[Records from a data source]
━━━━━━━━━━━━━━━━
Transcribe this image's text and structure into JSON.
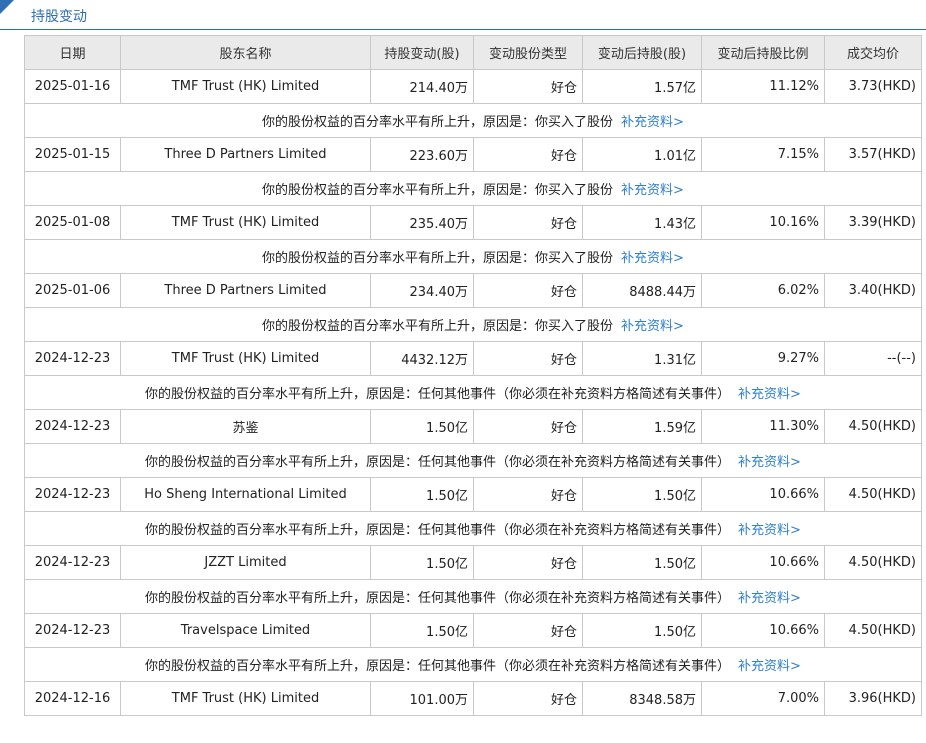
{
  "section": {
    "title": "持股变动"
  },
  "table": {
    "headers": [
      "日期",
      "股东名称",
      "持股变动(股)",
      "变动股份类型",
      "变动后持股(股)",
      "变动后持股比例",
      "成交均价"
    ],
    "rows": [
      {
        "date": "2025-01-16",
        "holder": "TMF Trust (HK) Limited",
        "change": "214.40万",
        "type": "好仓",
        "after": "1.57亿",
        "ratio": "11.12%",
        "price": "3.73(HKD)",
        "note": "你的股份权益的百分率水平有所上升，原因是：你买入了股份",
        "link": "补充资料>"
      },
      {
        "date": "2025-01-15",
        "holder": "Three D Partners Limited",
        "change": "223.60万",
        "type": "好仓",
        "after": "1.01亿",
        "ratio": "7.15%",
        "price": "3.57(HKD)",
        "note": "你的股份权益的百分率水平有所上升，原因是：你买入了股份",
        "link": "补充资料>"
      },
      {
        "date": "2025-01-08",
        "holder": "TMF Trust (HK) Limited",
        "change": "235.40万",
        "type": "好仓",
        "after": "1.43亿",
        "ratio": "10.16%",
        "price": "3.39(HKD)",
        "note": "你的股份权益的百分率水平有所上升，原因是：你买入了股份",
        "link": "补充资料>"
      },
      {
        "date": "2025-01-06",
        "holder": "Three D Partners Limited",
        "change": "234.40万",
        "type": "好仓",
        "after": "8488.44万",
        "ratio": "6.02%",
        "price": "3.40(HKD)",
        "note": "你的股份权益的百分率水平有所上升，原因是：你买入了股份",
        "link": "补充资料>"
      },
      {
        "date": "2024-12-23",
        "holder": "TMF Trust (HK) Limited",
        "change": "4432.12万",
        "type": "好仓",
        "after": "1.31亿",
        "ratio": "9.27%",
        "price": "--(--)",
        "note": "你的股份权益的百分率水平有所上升，原因是：任何其他事件（你必须在补充资料方格简述有关事件）",
        "link": "补充资料>"
      },
      {
        "date": "2024-12-23",
        "holder": "苏鉴",
        "change": "1.50亿",
        "type": "好仓",
        "after": "1.59亿",
        "ratio": "11.30%",
        "price": "4.50(HKD)",
        "note": "你的股份权益的百分率水平有所上升，原因是：任何其他事件（你必须在补充资料方格简述有关事件）",
        "link": "补充资料>"
      },
      {
        "date": "2024-12-23",
        "holder": "Ho Sheng International Limited",
        "change": "1.50亿",
        "type": "好仓",
        "after": "1.50亿",
        "ratio": "10.66%",
        "price": "4.50(HKD)",
        "note": "你的股份权益的百分率水平有所上升，原因是：任何其他事件（你必须在补充资料方格简述有关事件）",
        "link": "补充资料>"
      },
      {
        "date": "2024-12-23",
        "holder": "JZZT Limited",
        "change": "1.50亿",
        "type": "好仓",
        "after": "1.50亿",
        "ratio": "10.66%",
        "price": "4.50(HKD)",
        "note": "你的股份权益的百分率水平有所上升，原因是：任何其他事件（你必须在补充资料方格简述有关事件）",
        "link": "补充资料>"
      },
      {
        "date": "2024-12-23",
        "holder": "Travelspace Limited",
        "change": "1.50亿",
        "type": "好仓",
        "after": "1.50亿",
        "ratio": "10.66%",
        "price": "4.50(HKD)",
        "note": "你的股份权益的百分率水平有所上升，原因是：任何其他事件（你必须在补充资料方格简述有关事件）",
        "link": "补充资料>"
      },
      {
        "date": "2024-12-16",
        "holder": "TMF Trust (HK) Limited",
        "change": "101.00万",
        "type": "好仓",
        "after": "8348.58万",
        "ratio": "7.00%",
        "price": "3.96(HKD)",
        "note": "",
        "link": ""
      }
    ]
  }
}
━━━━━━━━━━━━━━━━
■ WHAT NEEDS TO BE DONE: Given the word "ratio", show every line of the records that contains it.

■ RESPONSE TO THIS TASK:
        "ratio": "11.12%",
        "ratio": "7.15%",
        "ratio": "10.16%",
        "ratio": "6.02%",
        "ratio": "9.27%",
        "ratio": "11.30%",
        "ratio": "10.66%",
        "ratio": "10.66%",
        "ratio": "10.66%",
        "ratio": "7.00%",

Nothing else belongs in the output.